Science &Technology in Congress
Despite concerns raised by Administration officials, on June 18 the House Science Committee passed "The Commercial Space Act of 1997" (H.R. 1702). Following passage of the bill, Rep. F. James Sensenbrenner, Jr. (R-WI), committee chairman, stated, "We've made several changes in this bipartisan legislation to meet the Administration's concerns. I am prepared to resolve the Administration's two main concerns in exchange for a White House commitment of support for H.R. 1702." Much of the Administration's concerns dealt with the language of Title II which would update the "Land Remote Sensing Policy Act of 1992" and streamline the licensing process. It was noted in the markup hearing, which lasted less than twenty minutes, that the White House would not provide the Committee with a formal statement on the H.R. 1702 until after the bill had passed.
The Department of State was conspicuously absent from the oversight conducted by the Space and Aeronautics Subcommittee to prepare the bill for full committee vote. The table of witnesses otherwise included executive branch representatives from the National Oceanic and Atmospheric Administration and the Department of Defense. Subcommittee Chairman Rep. Dana Rohrabacher (R-CA) expressed frustration at the lack of a response from the State Department to invitations to testify. To emphasize his ire, Rep. Rohrabacher placed a tent card at the witness table entitled, "State Department Representative" in case someone should show up. "Since the State Department is not here, and hasn't sent a written statement or even a letter, I assume they have no objections," stated the Congressman.
H.R. 1702 is a follow up to legislation proposed last year (H.R. 3936), which was stalled during negotiations in the Senate. The new bill includes five general provisions: 1) directs NASA to study commercial possibilities for the International Space Station; 2) amends the Commercial Space Launch Act to license commercial space transportation vehicles to reenter Earth's atmosphere and return space payloads to Earth; 3) encourages policies to secure the U.S. Global Positioning System (GPS) as the world's standard; 4) streamlines the licensing process for remote sensing satellites; and, 5) requires the government to procure commercial space transportation services.
Language within the bill also encourages NASA to purchase space science and earth science data from commercial providers (Sections 105 and 202 respectively) while still satisfying NASA's "scientific requirements." In addition, Section 202 requires that NASA conduct a study to determine the extent to which the baseline scientific requirements of Mission to Planet Earth (MTPE) can be met by commercial providers. The Committee's interest in encouraging NASA to purchase scientific data from commercial providers grew out of the 104th Congress' interest in streamlining the MTPE program, and encouraging privatization and commercialization wherever possible.

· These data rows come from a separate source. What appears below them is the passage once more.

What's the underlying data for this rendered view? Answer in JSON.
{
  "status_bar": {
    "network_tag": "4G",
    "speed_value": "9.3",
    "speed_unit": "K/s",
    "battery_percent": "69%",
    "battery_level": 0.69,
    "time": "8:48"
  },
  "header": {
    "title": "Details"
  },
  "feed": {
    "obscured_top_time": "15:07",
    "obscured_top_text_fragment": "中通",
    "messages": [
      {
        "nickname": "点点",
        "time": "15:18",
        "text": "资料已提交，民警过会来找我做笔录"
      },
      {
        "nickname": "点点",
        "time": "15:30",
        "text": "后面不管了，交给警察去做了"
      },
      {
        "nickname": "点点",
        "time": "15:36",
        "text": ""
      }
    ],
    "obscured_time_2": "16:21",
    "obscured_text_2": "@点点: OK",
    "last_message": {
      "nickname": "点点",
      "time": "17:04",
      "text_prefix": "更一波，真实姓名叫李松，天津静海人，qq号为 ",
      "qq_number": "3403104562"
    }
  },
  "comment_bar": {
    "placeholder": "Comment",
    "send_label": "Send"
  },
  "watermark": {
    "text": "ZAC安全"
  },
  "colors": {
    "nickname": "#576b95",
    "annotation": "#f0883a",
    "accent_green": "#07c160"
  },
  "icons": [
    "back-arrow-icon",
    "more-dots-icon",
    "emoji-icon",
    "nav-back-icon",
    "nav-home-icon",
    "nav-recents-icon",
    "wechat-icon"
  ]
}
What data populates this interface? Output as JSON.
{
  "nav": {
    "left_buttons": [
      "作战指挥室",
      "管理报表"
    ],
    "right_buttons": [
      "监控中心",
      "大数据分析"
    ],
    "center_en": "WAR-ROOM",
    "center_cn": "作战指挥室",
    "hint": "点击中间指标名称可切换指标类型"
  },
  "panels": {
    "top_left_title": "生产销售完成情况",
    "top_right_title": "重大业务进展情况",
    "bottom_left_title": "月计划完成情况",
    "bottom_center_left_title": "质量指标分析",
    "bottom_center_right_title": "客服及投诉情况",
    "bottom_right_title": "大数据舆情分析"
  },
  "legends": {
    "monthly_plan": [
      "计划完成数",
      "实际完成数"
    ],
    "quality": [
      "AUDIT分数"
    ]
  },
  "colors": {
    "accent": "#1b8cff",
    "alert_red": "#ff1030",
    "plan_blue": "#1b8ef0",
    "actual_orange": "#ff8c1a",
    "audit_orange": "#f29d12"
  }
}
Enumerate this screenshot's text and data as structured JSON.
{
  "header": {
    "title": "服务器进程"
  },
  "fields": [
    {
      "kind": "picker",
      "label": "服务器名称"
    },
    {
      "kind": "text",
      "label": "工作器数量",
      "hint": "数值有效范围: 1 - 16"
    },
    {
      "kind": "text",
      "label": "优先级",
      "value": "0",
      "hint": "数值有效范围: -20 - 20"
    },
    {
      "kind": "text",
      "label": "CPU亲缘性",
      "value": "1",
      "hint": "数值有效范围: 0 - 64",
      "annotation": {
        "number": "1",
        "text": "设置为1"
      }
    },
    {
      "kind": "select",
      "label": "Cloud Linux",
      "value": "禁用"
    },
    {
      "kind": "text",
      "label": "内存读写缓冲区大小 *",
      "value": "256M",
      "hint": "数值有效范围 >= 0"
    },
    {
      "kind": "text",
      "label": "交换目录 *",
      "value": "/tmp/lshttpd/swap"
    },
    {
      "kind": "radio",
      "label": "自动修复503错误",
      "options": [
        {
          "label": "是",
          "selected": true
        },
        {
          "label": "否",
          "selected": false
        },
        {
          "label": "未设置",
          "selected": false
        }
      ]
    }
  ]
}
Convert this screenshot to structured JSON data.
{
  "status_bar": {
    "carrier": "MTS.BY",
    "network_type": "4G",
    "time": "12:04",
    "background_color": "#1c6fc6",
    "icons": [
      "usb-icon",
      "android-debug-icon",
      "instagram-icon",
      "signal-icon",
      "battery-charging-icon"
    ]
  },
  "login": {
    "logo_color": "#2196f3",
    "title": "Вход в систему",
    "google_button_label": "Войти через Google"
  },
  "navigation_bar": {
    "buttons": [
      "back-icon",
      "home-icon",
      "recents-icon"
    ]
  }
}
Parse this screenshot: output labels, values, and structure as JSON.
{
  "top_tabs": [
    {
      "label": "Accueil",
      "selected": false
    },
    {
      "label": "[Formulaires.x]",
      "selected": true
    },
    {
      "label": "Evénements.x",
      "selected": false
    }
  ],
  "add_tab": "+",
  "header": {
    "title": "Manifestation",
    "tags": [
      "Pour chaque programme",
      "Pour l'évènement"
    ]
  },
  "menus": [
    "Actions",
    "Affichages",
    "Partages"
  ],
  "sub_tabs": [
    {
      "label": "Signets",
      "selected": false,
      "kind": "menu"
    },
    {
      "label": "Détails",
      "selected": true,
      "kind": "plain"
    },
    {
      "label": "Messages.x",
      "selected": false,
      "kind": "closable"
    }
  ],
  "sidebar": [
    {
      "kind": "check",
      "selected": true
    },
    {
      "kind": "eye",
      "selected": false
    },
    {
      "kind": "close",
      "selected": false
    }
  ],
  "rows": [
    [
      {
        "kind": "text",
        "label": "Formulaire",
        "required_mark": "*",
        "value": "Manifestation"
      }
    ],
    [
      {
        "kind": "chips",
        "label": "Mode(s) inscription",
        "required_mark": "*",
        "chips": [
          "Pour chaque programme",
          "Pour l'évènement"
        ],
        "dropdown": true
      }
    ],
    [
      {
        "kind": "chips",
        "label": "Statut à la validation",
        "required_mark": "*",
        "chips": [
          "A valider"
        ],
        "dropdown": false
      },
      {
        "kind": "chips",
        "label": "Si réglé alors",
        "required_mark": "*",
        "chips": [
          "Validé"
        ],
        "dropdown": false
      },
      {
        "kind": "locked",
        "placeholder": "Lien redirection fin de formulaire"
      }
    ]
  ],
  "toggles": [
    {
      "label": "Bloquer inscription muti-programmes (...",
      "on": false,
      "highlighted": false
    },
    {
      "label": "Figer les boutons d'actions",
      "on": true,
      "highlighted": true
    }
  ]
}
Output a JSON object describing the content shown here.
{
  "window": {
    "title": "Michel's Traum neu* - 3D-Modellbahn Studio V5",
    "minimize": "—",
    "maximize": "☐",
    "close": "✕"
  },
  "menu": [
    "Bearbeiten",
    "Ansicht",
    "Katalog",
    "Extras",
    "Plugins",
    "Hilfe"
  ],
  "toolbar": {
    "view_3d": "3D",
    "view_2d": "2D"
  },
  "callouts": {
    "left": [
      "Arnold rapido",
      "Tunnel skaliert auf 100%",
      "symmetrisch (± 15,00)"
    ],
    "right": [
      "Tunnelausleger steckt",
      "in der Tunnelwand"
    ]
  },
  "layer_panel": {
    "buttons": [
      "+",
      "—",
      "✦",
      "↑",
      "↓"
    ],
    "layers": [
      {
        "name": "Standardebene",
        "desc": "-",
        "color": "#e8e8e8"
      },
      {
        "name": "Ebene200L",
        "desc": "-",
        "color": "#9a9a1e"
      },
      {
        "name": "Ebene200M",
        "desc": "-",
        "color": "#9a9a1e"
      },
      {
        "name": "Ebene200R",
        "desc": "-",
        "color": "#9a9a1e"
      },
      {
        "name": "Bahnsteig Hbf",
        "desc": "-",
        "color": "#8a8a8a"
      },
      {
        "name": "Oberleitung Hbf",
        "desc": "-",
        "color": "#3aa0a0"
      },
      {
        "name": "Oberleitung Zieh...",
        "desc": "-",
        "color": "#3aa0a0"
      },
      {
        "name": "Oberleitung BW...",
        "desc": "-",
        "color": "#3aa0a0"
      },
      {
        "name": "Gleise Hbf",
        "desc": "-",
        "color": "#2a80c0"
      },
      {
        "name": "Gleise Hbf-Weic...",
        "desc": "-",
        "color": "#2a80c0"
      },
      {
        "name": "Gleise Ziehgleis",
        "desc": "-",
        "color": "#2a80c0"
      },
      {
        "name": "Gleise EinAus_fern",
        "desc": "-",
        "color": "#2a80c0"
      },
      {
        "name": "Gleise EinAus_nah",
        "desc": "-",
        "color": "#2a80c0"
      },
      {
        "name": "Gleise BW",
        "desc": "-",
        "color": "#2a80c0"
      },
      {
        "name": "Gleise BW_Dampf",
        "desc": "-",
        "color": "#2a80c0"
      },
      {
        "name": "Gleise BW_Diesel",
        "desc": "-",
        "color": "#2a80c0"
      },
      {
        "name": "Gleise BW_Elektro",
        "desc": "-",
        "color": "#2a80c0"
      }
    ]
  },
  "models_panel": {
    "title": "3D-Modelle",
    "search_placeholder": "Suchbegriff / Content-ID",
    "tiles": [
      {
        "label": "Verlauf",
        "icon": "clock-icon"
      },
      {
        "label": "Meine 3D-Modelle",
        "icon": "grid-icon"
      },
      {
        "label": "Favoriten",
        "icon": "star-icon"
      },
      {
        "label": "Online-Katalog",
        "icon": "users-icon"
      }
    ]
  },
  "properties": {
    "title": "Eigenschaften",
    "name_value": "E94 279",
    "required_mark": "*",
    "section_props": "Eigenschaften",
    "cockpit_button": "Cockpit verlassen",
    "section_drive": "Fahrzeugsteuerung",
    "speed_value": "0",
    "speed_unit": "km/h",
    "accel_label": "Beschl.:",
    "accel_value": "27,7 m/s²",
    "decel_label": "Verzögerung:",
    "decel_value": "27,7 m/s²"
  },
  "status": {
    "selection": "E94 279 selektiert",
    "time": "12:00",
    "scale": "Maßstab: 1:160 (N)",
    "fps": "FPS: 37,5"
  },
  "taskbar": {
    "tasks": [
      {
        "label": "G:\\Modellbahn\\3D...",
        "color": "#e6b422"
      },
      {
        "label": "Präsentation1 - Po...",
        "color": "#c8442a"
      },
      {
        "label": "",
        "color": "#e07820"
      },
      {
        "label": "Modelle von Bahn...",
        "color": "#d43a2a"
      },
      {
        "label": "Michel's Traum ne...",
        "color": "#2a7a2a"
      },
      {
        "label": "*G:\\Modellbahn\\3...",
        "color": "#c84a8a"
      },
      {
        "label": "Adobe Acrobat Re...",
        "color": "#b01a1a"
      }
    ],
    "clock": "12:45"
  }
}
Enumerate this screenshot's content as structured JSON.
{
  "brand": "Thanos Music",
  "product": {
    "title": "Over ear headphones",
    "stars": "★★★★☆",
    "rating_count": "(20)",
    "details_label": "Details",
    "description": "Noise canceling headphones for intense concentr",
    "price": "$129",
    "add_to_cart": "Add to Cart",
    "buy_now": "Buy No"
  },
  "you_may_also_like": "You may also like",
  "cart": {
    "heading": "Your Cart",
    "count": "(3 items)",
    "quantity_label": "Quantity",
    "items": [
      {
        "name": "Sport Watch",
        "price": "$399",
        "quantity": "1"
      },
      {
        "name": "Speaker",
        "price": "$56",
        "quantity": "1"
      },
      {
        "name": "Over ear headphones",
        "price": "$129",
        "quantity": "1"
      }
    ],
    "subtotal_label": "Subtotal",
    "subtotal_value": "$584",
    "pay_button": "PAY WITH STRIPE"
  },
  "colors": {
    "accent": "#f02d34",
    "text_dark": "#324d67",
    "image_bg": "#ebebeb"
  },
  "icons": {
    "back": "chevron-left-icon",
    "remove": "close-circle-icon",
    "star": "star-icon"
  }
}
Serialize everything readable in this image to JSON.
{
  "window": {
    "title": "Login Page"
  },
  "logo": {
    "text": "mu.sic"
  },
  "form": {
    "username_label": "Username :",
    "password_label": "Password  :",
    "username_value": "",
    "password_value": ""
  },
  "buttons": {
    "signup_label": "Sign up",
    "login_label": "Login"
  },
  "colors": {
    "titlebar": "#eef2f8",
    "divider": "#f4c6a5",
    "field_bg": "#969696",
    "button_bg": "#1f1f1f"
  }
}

Title II of H.R. 1702 deals with changes to the "Land Remote Sensing Act of 1992," and is the source of the greatest opposition from federal agencies with a vested interest, most notably the Departments of Defense and State. Section 206 of the bill outlines the notification process that the Department of Commerce must follow in order to approve a commercial license to launch a remote sensing satellite. Technological innovations have allowed commercial companies to improve the resolution capability of remote sensing satellites, thereby allowing for sharper more enhanced images. The State Department and Department of Defense (DOD) have natural anxieties over how such improved imagery could be utilized by adversaries and during times of military conflict. For this reason, the licensing process will be closely monitored by both departments.
In response to national security concerns, the House Science Committee has included language in Section 206 that requires both the State Departmen and DOD to publish a notice outlining all international obligations and national security concerns in Commerce Business Daily. In addition, both departments will be required to notify the Department of Commerce within 60 days of a license application if that application should be modified or rejected based on national security or international obligations concerns. If no notice is received within 60 days, the Department of Commerce may approve the license and assume that it is consistent with existing U.S. interests. It is unlikely that the Administration will allow H.R. 1702 to pass into law without closely analyzing this portion of the bill.